Exercise — From the records that follow, copy every line in which "label" appears.

Dataset rows describing interfaces —
===============
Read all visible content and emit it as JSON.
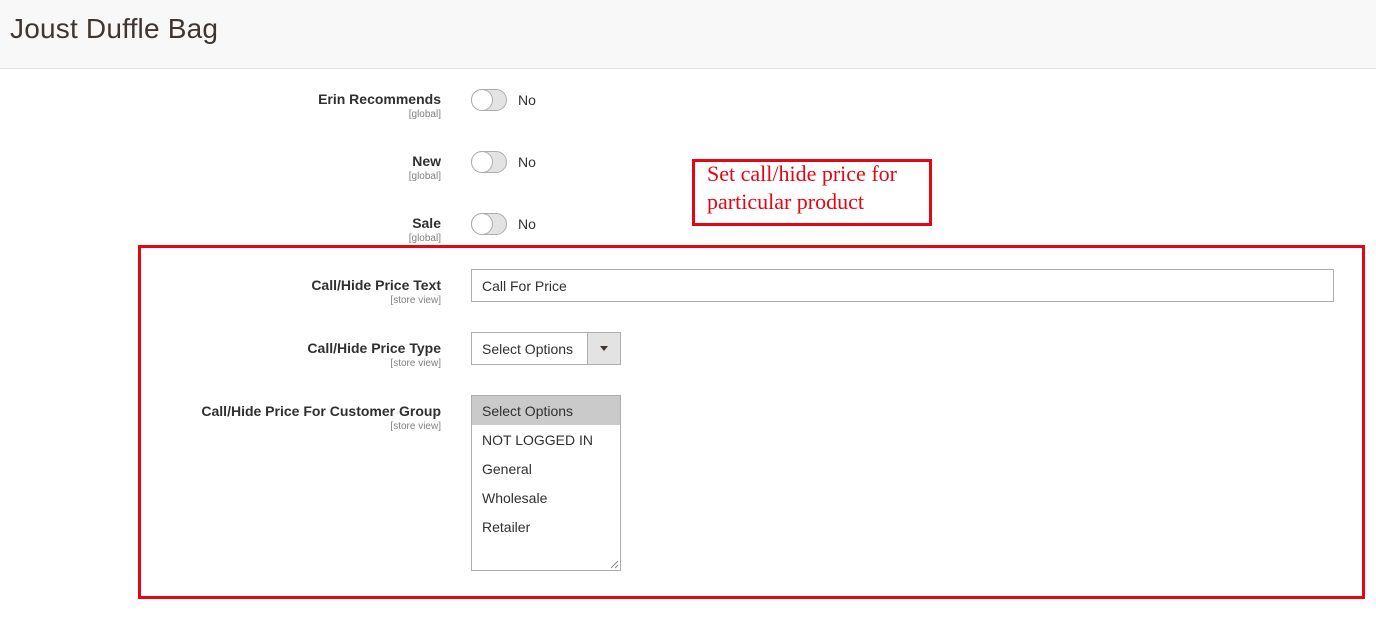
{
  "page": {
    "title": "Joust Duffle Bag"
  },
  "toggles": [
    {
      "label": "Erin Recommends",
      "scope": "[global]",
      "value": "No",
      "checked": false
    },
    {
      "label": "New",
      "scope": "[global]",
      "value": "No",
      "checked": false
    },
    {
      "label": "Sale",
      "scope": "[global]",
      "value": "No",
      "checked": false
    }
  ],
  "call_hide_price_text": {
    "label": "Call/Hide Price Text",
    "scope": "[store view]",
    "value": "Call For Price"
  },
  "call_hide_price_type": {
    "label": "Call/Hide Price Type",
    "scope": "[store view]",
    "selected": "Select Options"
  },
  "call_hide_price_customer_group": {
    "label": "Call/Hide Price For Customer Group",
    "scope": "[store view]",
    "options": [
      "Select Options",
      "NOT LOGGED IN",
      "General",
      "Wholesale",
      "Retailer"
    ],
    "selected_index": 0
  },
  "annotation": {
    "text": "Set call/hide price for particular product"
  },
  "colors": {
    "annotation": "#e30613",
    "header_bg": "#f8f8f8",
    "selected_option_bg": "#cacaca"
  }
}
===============
Finished exercise —
      "label": "Erin Recommends",
      "label": "New",
      "label": "Sale",
    "label": "Call/Hide Price Text",
    "label": "Call/Hide Price Type",
    "label": "Call/Hide Price For Customer Group",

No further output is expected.